▶ **Action item**
The data beneath this task is to be duplicated exactly, in its entirety.

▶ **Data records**
=-=-=

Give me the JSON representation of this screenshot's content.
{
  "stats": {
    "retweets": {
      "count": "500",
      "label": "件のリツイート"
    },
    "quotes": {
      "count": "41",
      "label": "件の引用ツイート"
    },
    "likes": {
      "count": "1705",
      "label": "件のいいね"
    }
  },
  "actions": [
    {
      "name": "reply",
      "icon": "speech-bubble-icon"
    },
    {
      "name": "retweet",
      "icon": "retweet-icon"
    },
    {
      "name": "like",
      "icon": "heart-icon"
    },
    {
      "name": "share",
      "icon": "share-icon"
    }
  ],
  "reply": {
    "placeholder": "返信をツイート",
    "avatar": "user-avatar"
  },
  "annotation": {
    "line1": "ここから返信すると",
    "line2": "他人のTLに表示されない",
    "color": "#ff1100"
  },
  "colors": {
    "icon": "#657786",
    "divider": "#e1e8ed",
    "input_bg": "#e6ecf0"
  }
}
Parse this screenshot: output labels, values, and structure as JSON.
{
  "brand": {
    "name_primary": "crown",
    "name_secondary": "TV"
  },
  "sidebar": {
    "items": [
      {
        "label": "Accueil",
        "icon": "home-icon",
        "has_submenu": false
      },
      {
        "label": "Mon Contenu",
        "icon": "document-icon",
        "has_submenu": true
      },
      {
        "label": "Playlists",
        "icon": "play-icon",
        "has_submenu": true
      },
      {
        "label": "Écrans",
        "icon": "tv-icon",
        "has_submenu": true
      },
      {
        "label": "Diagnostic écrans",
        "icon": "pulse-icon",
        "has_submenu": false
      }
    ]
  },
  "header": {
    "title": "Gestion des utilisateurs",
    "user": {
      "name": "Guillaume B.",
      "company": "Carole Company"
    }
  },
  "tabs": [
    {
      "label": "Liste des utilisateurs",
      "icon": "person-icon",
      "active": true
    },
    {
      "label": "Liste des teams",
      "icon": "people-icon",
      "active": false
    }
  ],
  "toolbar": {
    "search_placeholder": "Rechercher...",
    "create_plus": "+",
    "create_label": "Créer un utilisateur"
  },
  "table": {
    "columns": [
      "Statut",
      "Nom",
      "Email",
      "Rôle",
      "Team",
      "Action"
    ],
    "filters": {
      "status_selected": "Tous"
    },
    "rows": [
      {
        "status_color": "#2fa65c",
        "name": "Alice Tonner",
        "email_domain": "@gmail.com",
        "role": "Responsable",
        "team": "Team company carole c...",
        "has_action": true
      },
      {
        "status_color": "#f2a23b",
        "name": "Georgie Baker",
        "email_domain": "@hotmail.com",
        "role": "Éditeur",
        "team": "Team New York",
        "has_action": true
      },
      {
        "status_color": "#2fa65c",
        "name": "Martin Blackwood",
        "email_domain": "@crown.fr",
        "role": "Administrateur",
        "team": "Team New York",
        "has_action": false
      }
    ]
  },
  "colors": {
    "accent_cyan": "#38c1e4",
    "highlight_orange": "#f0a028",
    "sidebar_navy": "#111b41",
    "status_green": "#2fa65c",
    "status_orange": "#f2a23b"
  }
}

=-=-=

▶ **Output of the exercise**
Give me the JSON representation of this screenshot's content.
{
  "stats": {
    "retweets": {
      "count": "500",
      "label": "件のリツイート"
    },
    "quotes": {
      "count": "41",
      "label": "件の引用ツイート"
    },
    "likes": {
      "count": "1705",
      "label": "件のいいね"
    }
  },
  "actions": [
    {
      "name": "reply",
      "icon": "speech-bubble-icon"
    },
    {
      "name": "retweet",
      "icon": "retweet-icon"
    },
    {
      "name": "like",
      "icon": "heart-icon"
    },
    {
      "name": "share",
      "icon": "share-icon"
    }
  ],
  "reply": {
    "placeholder": "返信をツイート",
    "avatar": "user-avatar"
  },
  "annotation": {
    "line1": "ここから返信すると",
    "line2": "他人のTLに表示されない",
    "color": "#ff1100"
  },
  "colors": {
    "icon": "#657786",
    "divider": "#e1e8ed",
    "input_bg": "#e6ecf0"
  }
}
Parse this screenshot: output labels, values, and structure as JSON.
{
  "brand": {
    "name_primary": "crown",
    "name_secondary": "TV"
  },
  "sidebar": {
    "items": [
      {
        "label": "Accueil",
        "icon": "home-icon",
        "has_submenu": false
      },
      {
        "label": "Mon Contenu",
        "icon": "document-icon",
        "has_submenu": true
      },
      {
        "label": "Playlists",
        "icon": "play-icon",
        "has_submenu": true
      },
      {
        "label": "Écrans",
        "icon": "tv-icon",
        "has_submenu": true
      },
      {
        "label": "Diagnostic écrans",
        "icon": "pulse-icon",
        "has_submenu": false
      }
    ]
  },
  "header": {
    "title": "Gestion des utilisateurs",
    "user": {
      "name": "Guillaume B.",
      "company": "Carole Company"
    }
  },
  "tabs": [
    {
      "label": "Liste des utilisateurs",
      "icon": "person-icon",
      "active": true
    },
    {
      "label": "Liste des teams",
      "icon": "people-icon",
      "active": false
    }
  ],
  "toolbar": {
    "search_placeholder": "Rechercher...",
    "create_plus": "+",
    "create_label": "Créer un utilisateur"
  },
  "table": {
    "columns": [
      "Statut",
      "Nom",
      "Email",
      "Rôle",
      "Team",
      "Action"
    ],
    "filters": {
      "status_selected": "Tous"
    },
    "rows": [
      {
        "status_color": "#2fa65c",
        "name": "Alice Tonner",
        "email_domain": "@gmail.com",
        "role": "Responsable",
        "team": "Team company carole c...",
        "has_action": true
      },
      {
        "status_color": "#f2a23b",
        "name": "Georgie Baker",
        "email_domain": "@hotmail.com",
        "role": "Éditeur",
        "team": "Team New York",
        "has_action": true
      },
      {
        "status_color": "#2fa65c",
        "name": "Martin Blackwood",
        "email_domain": "@crown.fr",
        "role": "Administrateur",
        "team": "Team New York",
        "has_action": false
      }
    ]
  },
  "colors": {
    "accent_cyan": "#38c1e4",
    "highlight_orange": "#f0a028",
    "sidebar_navy": "#111b41",
    "status_green": "#2fa65c",
    "status_orange": "#f2a23b"
  }
}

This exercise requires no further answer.